«Национализация» обобществленной дисциплины: товарищеские суды в Советской России в 1917-1922 гг.
The article deals with pre- and early Soviet comrades’ courts and their judicial practices. The author studies the transformation of the disciplinary mode implemented in such courts in 1917-1922. Violations of administrative discipline on factories and enterprises during the war and the Revolution led to the creation of an alternative, “comradely,” disciplinary mode, which originated from the low-level workers’ protest culture and proletarian emancipation. The author examines the flexible practices of comradely discipline, based on cooperation between the various production actors in the struggle for survival and postwar restoration of industry. This newly born “comradely” justice was brought under control by a 1919 decree, integrated into the system of factory management, and eventually subjected to special regulations. The article demonstrates how “comradely” justice functioned after these new conditions were imposed from above and describes which ‘non-comradely’ practices of exclusion emerged in courts during that period.

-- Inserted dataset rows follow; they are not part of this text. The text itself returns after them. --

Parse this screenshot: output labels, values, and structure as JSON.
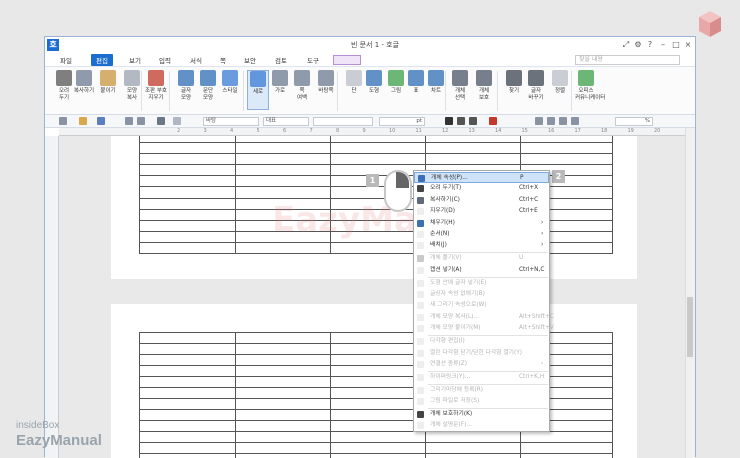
{
  "app": {
    "title": "빈 문서 1 - 호글",
    "icon_glyph": "호",
    "window_controls": [
      "⤢",
      "⚙",
      "?",
      "–",
      "□",
      "×"
    ]
  },
  "menubar": {
    "items": [
      "파일",
      "편집",
      "보기",
      "입력",
      "서식",
      "쪽",
      "보안",
      "검토",
      "도구"
    ],
    "active": "편집",
    "search_placeholder": "찾을 내용"
  },
  "ribbon": {
    "buttons": [
      {
        "label": "오려\n두기",
        "icon": "scissors-icon"
      },
      {
        "label": "복사하기",
        "icon": "copy-icon"
      },
      {
        "label": "붙이기",
        "icon": "paste-icon"
      },
      {
        "label": "모양\n복사",
        "icon": "format-painter-icon"
      },
      {
        "label": "조판 부호\n지우기",
        "icon": "clear-marks-icon"
      },
      {
        "label": "글자\n모양",
        "icon": "char-shape-icon"
      },
      {
        "label": "문단\n모양",
        "icon": "para-shape-icon"
      },
      {
        "label": "스타일",
        "icon": "style-icon"
      },
      {
        "label": "세로",
        "icon": "portrait-icon"
      },
      {
        "label": "가로",
        "icon": "landscape-icon"
      },
      {
        "label": "쪽\n여백",
        "icon": "margin-icon"
      },
      {
        "label": "바탕쪽",
        "icon": "master-page-icon"
      },
      {
        "label": "단",
        "icon": "columns-icon"
      },
      {
        "label": "도형",
        "icon": "shape-icon"
      },
      {
        "label": "그림",
        "icon": "picture-icon"
      },
      {
        "label": "표",
        "icon": "table-icon"
      },
      {
        "label": "차트",
        "icon": "chart-icon"
      },
      {
        "label": "개체\n선택",
        "icon": "select-object-icon"
      },
      {
        "label": "개체\n보호",
        "icon": "protect-object-icon"
      },
      {
        "label": "찾기",
        "icon": "binoculars-icon"
      },
      {
        "label": "글자\n바꾸기",
        "icon": "replace-icon"
      },
      {
        "label": "정렬",
        "icon": "sort-icon"
      },
      {
        "label": "오피스\n커뮤니케이터",
        "icon": "communicator-icon"
      }
    ]
  },
  "toolbar": {
    "style": "바탕",
    "font": "대표",
    "font_size_unit": "pt",
    "zoom_unit": "%"
  },
  "ruler": {
    "marks": [
      "2",
      "3",
      "4",
      "5",
      "6",
      "7",
      "8",
      "9",
      "10",
      "11",
      "12",
      "13",
      "14",
      "15",
      "16",
      "17",
      "18",
      "19",
      "20"
    ]
  },
  "context_menu": {
    "items": [
      {
        "label": "개체 속성(P)...",
        "shortcut": "P",
        "state": "highlighted",
        "icon": "properties-icon"
      },
      {
        "label": "오려 두기(T)",
        "shortcut": "Ctrl+X",
        "state": "normal",
        "icon": "scissors-icon"
      },
      {
        "label": "복사하기(C)",
        "shortcut": "Ctrl+C",
        "state": "normal",
        "icon": "copy-icon"
      },
      {
        "label": "지우기(D)",
        "shortcut": "Ctrl+E",
        "state": "normal",
        "icon": ""
      },
      {
        "label": "채우기(H)",
        "shortcut": "",
        "state": "submenu",
        "icon": "fill-icon"
      },
      {
        "label": "순서(N)",
        "shortcut": "",
        "state": "submenu",
        "icon": ""
      },
      {
        "label": "배치(J)",
        "shortcut": "",
        "state": "submenu",
        "icon": ""
      },
      {
        "label": "개체 풀기(V)",
        "shortcut": "U",
        "state": "disabled",
        "icon": "ungroup-icon"
      },
      {
        "label": "캡션 넣기(A)",
        "shortcut": "Ctrl+N,C",
        "state": "normal",
        "icon": ""
      },
      {
        "label": "도형 안에 글자 넣기(E)",
        "shortcut": "",
        "state": "disabled",
        "icon": ""
      },
      {
        "label": "글상자 속성 없애기(B)",
        "shortcut": "",
        "state": "disabled",
        "icon": ""
      },
      {
        "label": "새 그리기 속성으로(W)",
        "shortcut": "",
        "state": "disabled",
        "icon": ""
      },
      {
        "label": "개체 모양 복사(L)...",
        "shortcut": "Alt+Shift+C",
        "state": "disabled",
        "icon": ""
      },
      {
        "label": "개체 모양 붙이기(M)",
        "shortcut": "Alt+Shift+V",
        "state": "disabled",
        "icon": ""
      },
      {
        "label": "다각형 편집(I)",
        "shortcut": "",
        "state": "disabled",
        "icon": ""
      },
      {
        "label": "열린 다각형 닫기/닫힌 다각형 열기(Y)",
        "shortcut": "",
        "state": "disabled",
        "icon": ""
      },
      {
        "label": "연결선 종류(Z)",
        "shortcut": "",
        "state": "disabled-submenu",
        "icon": ""
      },
      {
        "label": "하이퍼링크(Y)...",
        "shortcut": "Ctrl+K,H",
        "state": "disabled",
        "icon": ""
      },
      {
        "label": "그리기마당에 등록(R)",
        "shortcut": "",
        "state": "disabled",
        "icon": ""
      },
      {
        "label": "그림 파일로 저장(S)",
        "shortcut": "",
        "state": "disabled",
        "icon": ""
      },
      {
        "label": "개체 보호하기(K)",
        "shortcut": "",
        "state": "normal",
        "icon": "protect-icon"
      },
      {
        "label": "개체 설명문(F)...",
        "shortcut": "",
        "state": "disabled",
        "icon": ""
      }
    ]
  },
  "overlay": {
    "badge_left": "1",
    "badge_right": "2",
    "watermark": "EazyManual",
    "brand_line1": "insideBox",
    "brand_line2": "EazyManual"
  },
  "colors": {
    "accent": "#1b6ecf",
    "highlight": "#cfe3f8"
  }
}
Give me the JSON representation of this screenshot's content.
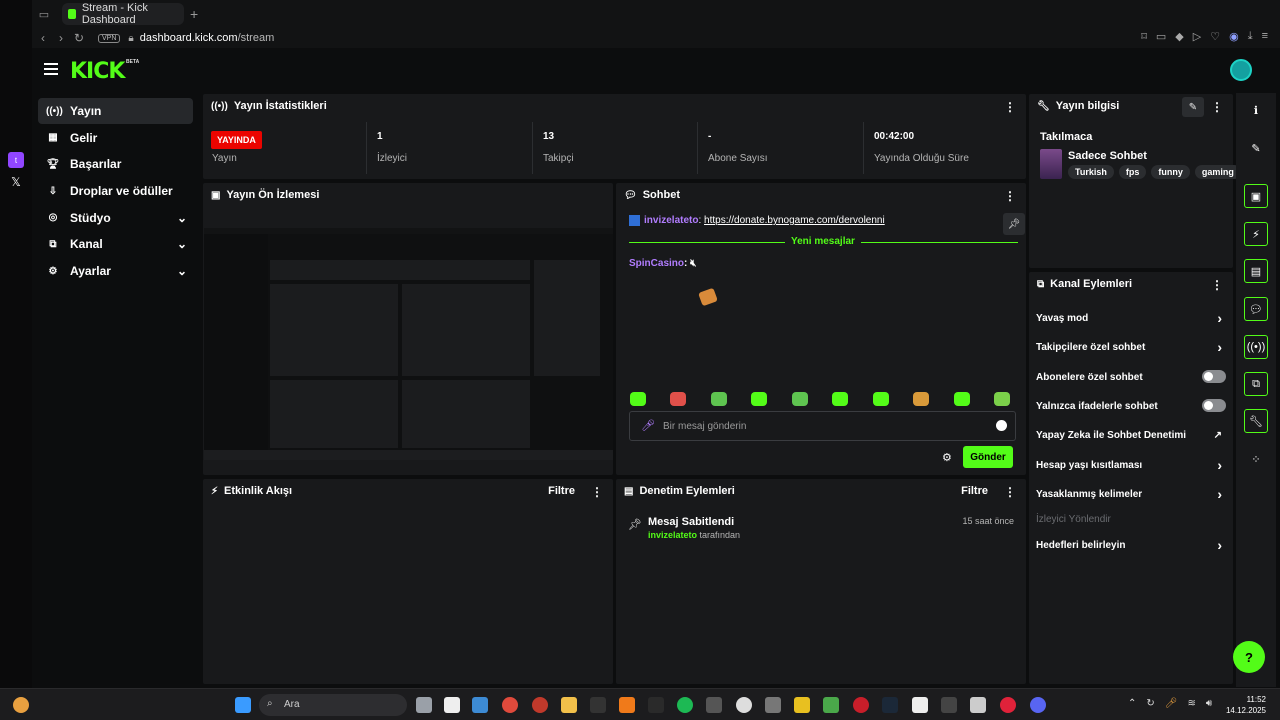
{
  "browser": {
    "tab_title": "Stream - Kick Dashboard",
    "vpn_label": "VPN",
    "url_domain": "dashboard.kick.com",
    "url_path": "/stream"
  },
  "header": {
    "logo": "KICK",
    "beta": "BETA"
  },
  "sidebar": {
    "items": [
      {
        "label": "Yayın"
      },
      {
        "label": "Gelir"
      },
      {
        "label": "Başarılar"
      },
      {
        "label": "Droplar ve ödüller"
      },
      {
        "label": "Stüdyo"
      },
      {
        "label": "Kanal"
      },
      {
        "label": "Ayarlar"
      }
    ]
  },
  "stats": {
    "title": "Yayın İstatistikleri",
    "live_badge": "YAYINDA",
    "status_label": "Yayın",
    "viewers_value": "1",
    "viewers_label": "İzleyici",
    "followers_value": "13",
    "followers_label": "Takipçi",
    "subs_value": "-",
    "subs_label": "Abone Sayısı",
    "duration_value": "00:42:00",
    "duration_label": "Yayında Olduğu Süre"
  },
  "preview": {
    "title": "Yayın Ön İzlemesi"
  },
  "chat": {
    "title": "Sohbet",
    "pinned_user": "invizelateto",
    "pinned_link": "https://donate.bynogame.com/dervolenni",
    "new_messages": "Yeni mesajlar",
    "msg_user": "SpinCasino",
    "placeholder": "Bir mesaj gönderin",
    "send": "Gönder"
  },
  "activity": {
    "title": "Etkinlik Akışı",
    "filter": "Filtre"
  },
  "moderation": {
    "title": "Denetim Eylemleri",
    "filter": "Filtre",
    "item_title": "Mesaj Sabitlendi",
    "item_time": "15 saat önce",
    "item_user": "invizelateto",
    "item_suffix": "tarafından"
  },
  "stream_info": {
    "title": "Yayın bilgisi",
    "stream_title": "Takılmaca",
    "category": "Sadece Sohbet",
    "tags": [
      "Turkish",
      "fps",
      "funny",
      "gaming"
    ]
  },
  "channel_actions": {
    "title": "Kanal Eylemleri",
    "items": [
      {
        "label": "Yavaş mod"
      },
      {
        "label": "Takipçilere özel sohbet"
      },
      {
        "label": "Abonelere özel sohbet"
      },
      {
        "label": "Yalnızca ifadelerle sohbet"
      },
      {
        "label": "Yapay Zeka ile Sohbet Denetimi"
      },
      {
        "label": "Hesap yaşı kısıtlaması"
      },
      {
        "label": "Yasaklanmış kelimeler"
      },
      {
        "label": "İzleyici Yönlendir"
      },
      {
        "label": "Hedefleri belirleyin"
      }
    ]
  },
  "taskbar": {
    "search": "Ara",
    "time": "11:52",
    "date": "14.12.2025"
  },
  "colors": {
    "accent": "#53fc18",
    "live": "#eb0400",
    "panel": "#18191b",
    "username": "#b17dff"
  }
}
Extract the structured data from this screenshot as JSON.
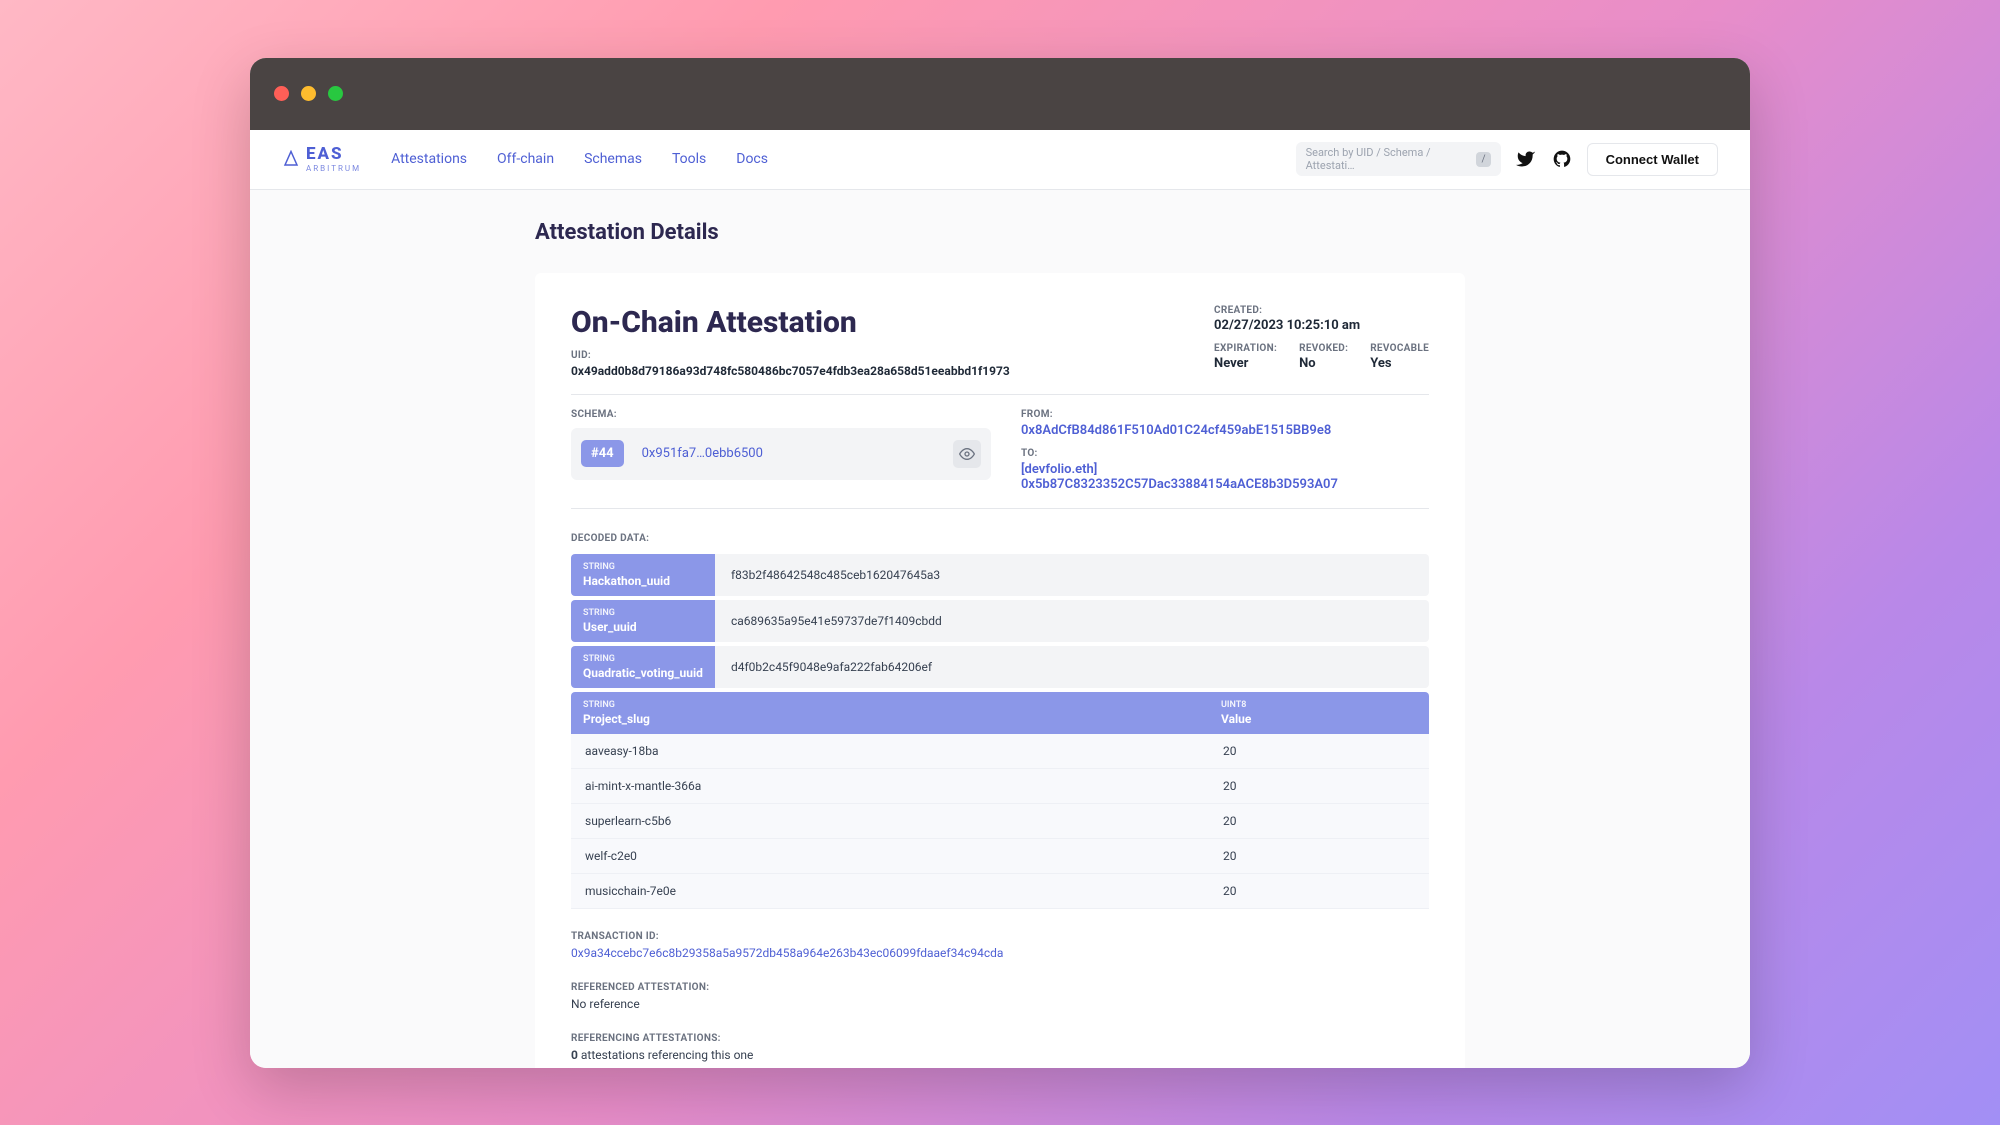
{
  "logo": {
    "main": "EAS",
    "sub": "ARBITRUM"
  },
  "nav": {
    "attestations": "Attestations",
    "offchain": "Off-chain",
    "schemas": "Schemas",
    "tools": "Tools",
    "docs": "Docs"
  },
  "search": {
    "placeholder": "Search by UID / Schema / Attestati…",
    "kbd": "/"
  },
  "connect": "Connect Wallet",
  "page_title": "Attestation Details",
  "title": "On-Chain Attestation",
  "uid_label": "UID:",
  "uid": "0x49add0b8d79186a93d748fc580486bc7057e4fdb3ea28a658d51eeabbd1f1973",
  "meta": {
    "created_label": "CREATED:",
    "created": "02/27/2023 10:25:10 am",
    "expiration_label": "EXPIRATION:",
    "expiration": "Never",
    "revoked_label": "REVOKED:",
    "revoked": "No",
    "revocable_label": "REVOCABLE",
    "revocable": "Yes"
  },
  "schema_label": "SCHEMA:",
  "schema": {
    "num": "#44",
    "addr": "0x951fa7…0ebb6500"
  },
  "from_label": "FROM:",
  "from": "0x8AdCfB84d861F510Ad01C24cf459abE1515BB9e8",
  "to_label": "TO:",
  "to_name": "[devfolio.eth]",
  "to_addr": "0x5b87C8323352C57Dac33884154aACE8b3D593A07",
  "decoded_label": "DECODED DATA:",
  "fields": [
    {
      "type": "STRING",
      "name": "Hackathon_uuid",
      "value": "f83b2f48642548c485ceb162047645a3"
    },
    {
      "type": "STRING",
      "name": "User_uuid",
      "value": "ca689635a95e41e59737de7f1409cbdd"
    },
    {
      "type": "STRING",
      "name": "Quadratic_voting_uuid",
      "value": "d4f0b2c45f9048e9afa222fab64206ef"
    }
  ],
  "proj_header": {
    "slug_type": "STRING",
    "slug_name": "Project_slug",
    "val_type": "UINT8",
    "val_name": "Value"
  },
  "projects": [
    {
      "slug": "aaveasy-18ba",
      "value": "20"
    },
    {
      "slug": "ai-mint-x-mantle-366a",
      "value": "20"
    },
    {
      "slug": "superlearn-c5b6",
      "value": "20"
    },
    {
      "slug": "welf-c2e0",
      "value": "20"
    },
    {
      "slug": "musicchain-7e0e",
      "value": "20"
    }
  ],
  "txid_label": "TRANSACTION ID:",
  "txid": "0x9a34ccebc7e6c8b29358a5a9572db458a964e263b43ec06099fdaaef34c94cda",
  "ref_label": "REFERENCED ATTESTATION:",
  "ref_value": "No reference",
  "refing_label": "REFERENCING ATTESTATIONS:",
  "refing_count": "0",
  "refing_suffix": " attestations referencing this one"
}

The author concludes that production discipline was “nationalized” when the new Soviet bureaucratic regime strengthened after the end of the Civil War, when pro-Bolshevik factory managers seized control of production discipline and comradely disciplinary courts were abolished.